I will say, though, that Templeton’s Cesar Romero Joker is spot on. Like, I stared at a few of his panels for quite awhile because the likeness was so eerily good.

JokerThis mini-series has been even more enjoyable than the ongoing “Batman ’66” comic, which on most weeks is no mean feat. Somehow, this issue ends up being even more exciting than the first and is a book every Batfan should pick up, and I look forward to everything Kevin Smith and his team have to offer in the coming months.

Overall: Engaging and fast-paced, this issue is a perfect balance of great writing and fantastic action. It’s a great example of dialogue being just as compelling as a well-staged escape scene, both of which are represented here in spades.

Recommended if:

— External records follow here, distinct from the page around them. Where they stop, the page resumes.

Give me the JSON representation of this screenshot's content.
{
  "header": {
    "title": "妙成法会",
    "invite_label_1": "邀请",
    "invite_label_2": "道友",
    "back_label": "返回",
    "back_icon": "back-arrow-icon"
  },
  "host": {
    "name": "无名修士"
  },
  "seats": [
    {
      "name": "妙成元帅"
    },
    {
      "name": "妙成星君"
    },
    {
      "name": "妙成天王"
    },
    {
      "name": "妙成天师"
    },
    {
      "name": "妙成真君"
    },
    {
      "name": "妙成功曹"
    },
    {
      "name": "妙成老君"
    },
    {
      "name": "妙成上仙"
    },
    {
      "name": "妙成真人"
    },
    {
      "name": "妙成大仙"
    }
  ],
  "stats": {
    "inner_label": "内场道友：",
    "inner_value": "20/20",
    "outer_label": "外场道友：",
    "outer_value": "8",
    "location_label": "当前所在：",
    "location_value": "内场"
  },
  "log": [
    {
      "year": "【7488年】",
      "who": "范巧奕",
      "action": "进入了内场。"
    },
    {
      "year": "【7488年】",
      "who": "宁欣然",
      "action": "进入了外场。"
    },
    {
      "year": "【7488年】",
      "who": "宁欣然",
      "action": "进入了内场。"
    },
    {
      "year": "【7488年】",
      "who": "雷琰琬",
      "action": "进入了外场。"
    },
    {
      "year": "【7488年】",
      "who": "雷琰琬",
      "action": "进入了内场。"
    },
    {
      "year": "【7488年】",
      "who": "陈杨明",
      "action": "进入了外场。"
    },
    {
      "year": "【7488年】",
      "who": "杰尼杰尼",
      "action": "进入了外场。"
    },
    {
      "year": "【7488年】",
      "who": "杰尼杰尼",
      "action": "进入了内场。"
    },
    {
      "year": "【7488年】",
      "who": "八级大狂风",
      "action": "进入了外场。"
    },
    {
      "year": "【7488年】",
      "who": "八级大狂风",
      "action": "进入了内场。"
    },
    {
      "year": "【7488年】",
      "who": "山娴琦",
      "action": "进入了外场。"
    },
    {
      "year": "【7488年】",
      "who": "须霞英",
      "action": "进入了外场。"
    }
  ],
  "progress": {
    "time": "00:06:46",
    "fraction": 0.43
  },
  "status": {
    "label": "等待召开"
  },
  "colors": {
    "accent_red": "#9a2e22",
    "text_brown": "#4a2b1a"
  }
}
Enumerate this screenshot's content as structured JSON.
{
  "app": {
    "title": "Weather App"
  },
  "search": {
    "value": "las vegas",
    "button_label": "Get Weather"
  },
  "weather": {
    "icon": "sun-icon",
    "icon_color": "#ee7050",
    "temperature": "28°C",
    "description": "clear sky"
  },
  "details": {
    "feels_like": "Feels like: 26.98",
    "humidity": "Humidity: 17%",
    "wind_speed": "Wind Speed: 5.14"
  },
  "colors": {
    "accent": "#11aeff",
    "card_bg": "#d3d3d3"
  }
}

  • You like the ’66 Batman.
  • A mix of great dialogue and action is something you look for in your comics.
  • You want to see some of the underrated Ty Templeton’s best penciling work.
  • You’ve ever wondered if Batman and Robin wear socks under their boots.

SCORE: 9.5/10